During COVID restrictions, many citizens increased their time outdoors. Droves of Winnipeggers were on the river trail during the cold season, many experiencing it for the first time. That is likely to translate into permanent increased use post-pandemic.

During COVID restrictions, many citizens increased their time outdoors. Droves of Winnipeggers were on the river trail during the cold season, many experiencing it for the first time. That is likely to translate into permanent increased use post-pandemic.

Progressively drier summers have meant steeper banks along the river due to the decreasing water levels. The situation necessitates additional safe access points to the river trail.

I have heard Osborne Street North residents complain about limited access to the trail from their neighbourhood. I accessed the trail from Crescentwood regularly last winter.
The Wolseley Winter Wonderland committee is an ad hoc group of the Wolseley Residents Association.

"The group raised some funds to install ramps to the river trail and are exploring other options and working with the City of Winnipeg," a WRA spokesperson said. 

According to ad hoc committee organizer Michael Bennett, the river bank is only accessible to able-bodied individuals.

"We have acquired materials and architect-designed plans to dramatically improve access at key points along the ‘Wonderland’ including wheelchair access," Bennett said.

"Make it accessible, and they will come."

The city maintains a couple of access points to the river trail - one to the Red River on the northeast side of the Norwood Bridge near the Forks, and another to the Assiniboine River from the Hugo Street dock off Wellington Crescent. The Forks offers a third access point.
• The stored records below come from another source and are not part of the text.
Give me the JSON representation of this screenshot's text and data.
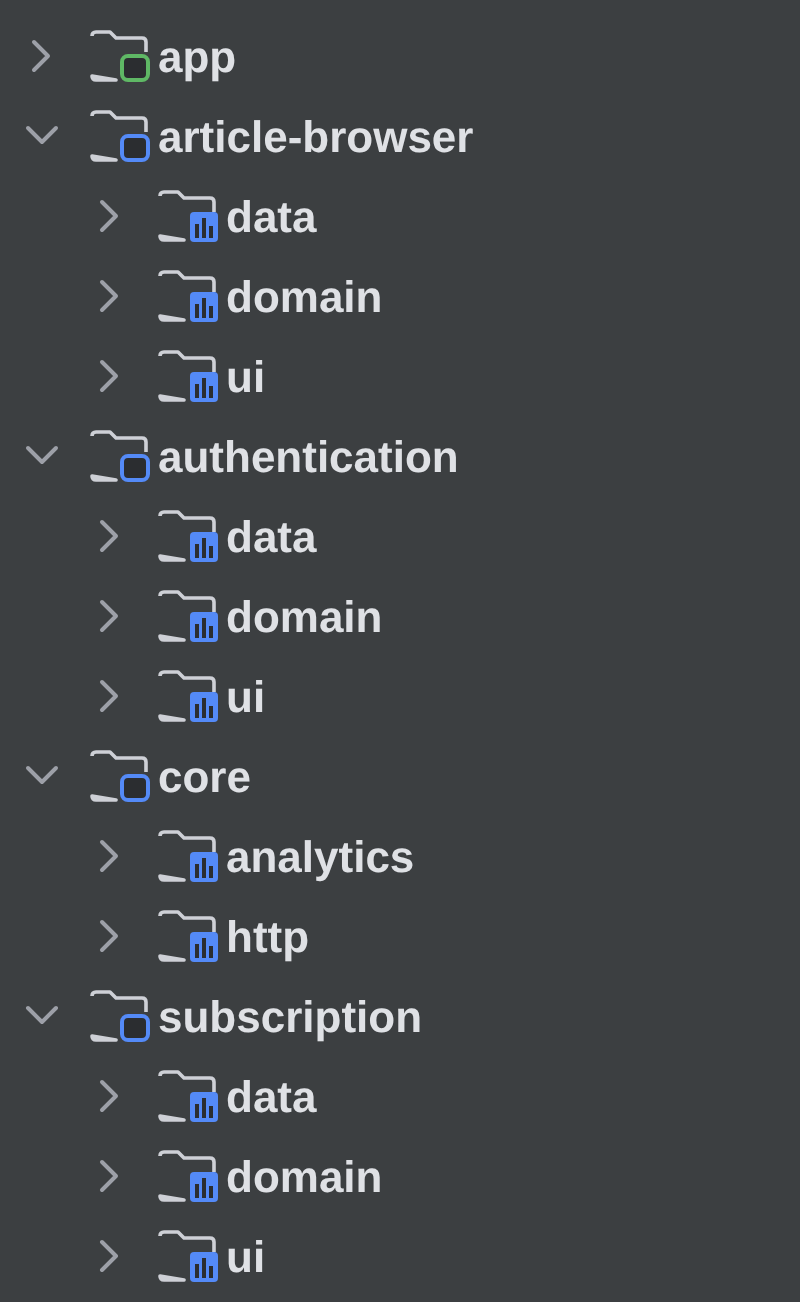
{
  "tree": [
    {
      "label": "app",
      "kind": "app-module",
      "expanded": false
    },
    {
      "label": "article-browser",
      "kind": "module",
      "expanded": true,
      "children": [
        {
          "label": "data",
          "kind": "package",
          "expanded": false
        },
        {
          "label": "domain",
          "kind": "package",
          "expanded": false
        },
        {
          "label": "ui",
          "kind": "package",
          "expanded": false
        }
      ]
    },
    {
      "label": "authentication",
      "kind": "module",
      "expanded": true,
      "children": [
        {
          "label": "data",
          "kind": "package",
          "expanded": false
        },
        {
          "label": "domain",
          "kind": "package",
          "expanded": false
        },
        {
          "label": "ui",
          "kind": "package",
          "expanded": false
        }
      ]
    },
    {
      "label": "core",
      "kind": "module",
      "expanded": true,
      "children": [
        {
          "label": "analytics",
          "kind": "package",
          "expanded": false
        },
        {
          "label": "http",
          "kind": "package",
          "expanded": false
        }
      ]
    },
    {
      "label": "subscription",
      "kind": "module",
      "expanded": true,
      "children": [
        {
          "label": "data",
          "kind": "package",
          "expanded": false
        },
        {
          "label": "domain",
          "kind": "package",
          "expanded": false
        },
        {
          "label": "ui",
          "kind": "package",
          "expanded": false
        }
      ]
    }
  ]
}
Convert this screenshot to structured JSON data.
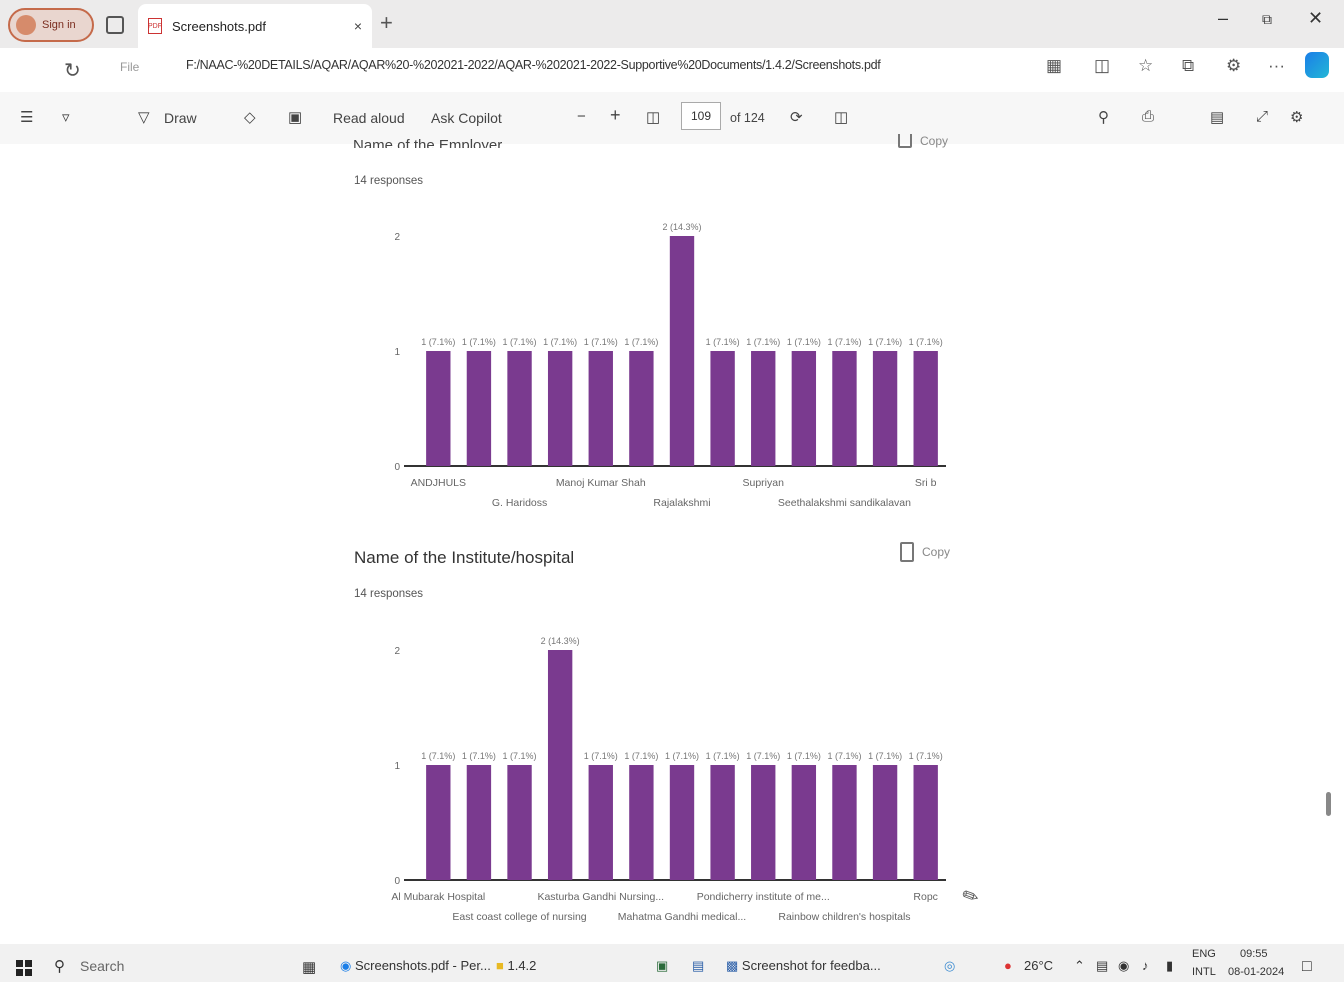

According to a 2014 City of Winnipeg-endorsed draft vision document entitled, Go...to the Waterfront, Winnipeg has over 240 kilometres of river waterfront, nearly half of which is publicly owned.

According to a city spokesperson, "The draft waterfront plan remains ‘an active planning document for the City of Winnipeg.’" 

I am heartened that the City of Winnipeg is granting greater public access to our two rivers in summer.

Three kayak/canoe launch locations currently exist. One each at John Bruce Road and Crescent Drive Parks and another at the Louis Bakó river landing off Waterfront Drive.

An additional non-motorized access point was scheduled to open in mid-summer.

"This year, a new kayak/canoe launch is being constructed in LaBarriere Park that will include a boat drop-off and turnaround area as well as an accessible path into a new beachfront launch," said a city spokesperson.

"The City is non-committal regarding the implementation of additional entry/exit points to the river trail," the spokesperson added, when asked. "It is examining its options for next winter but no decision has been made." 

We are fortunate to experience the beauty and enjoyment of a river trail most winters. Let’s facilitate its use for all citizens during the long, cold season as well as during the summer.

Armande Bourgeois Martine is a correspondent for Crescentwood. Reach her at 1martine789@gmail.com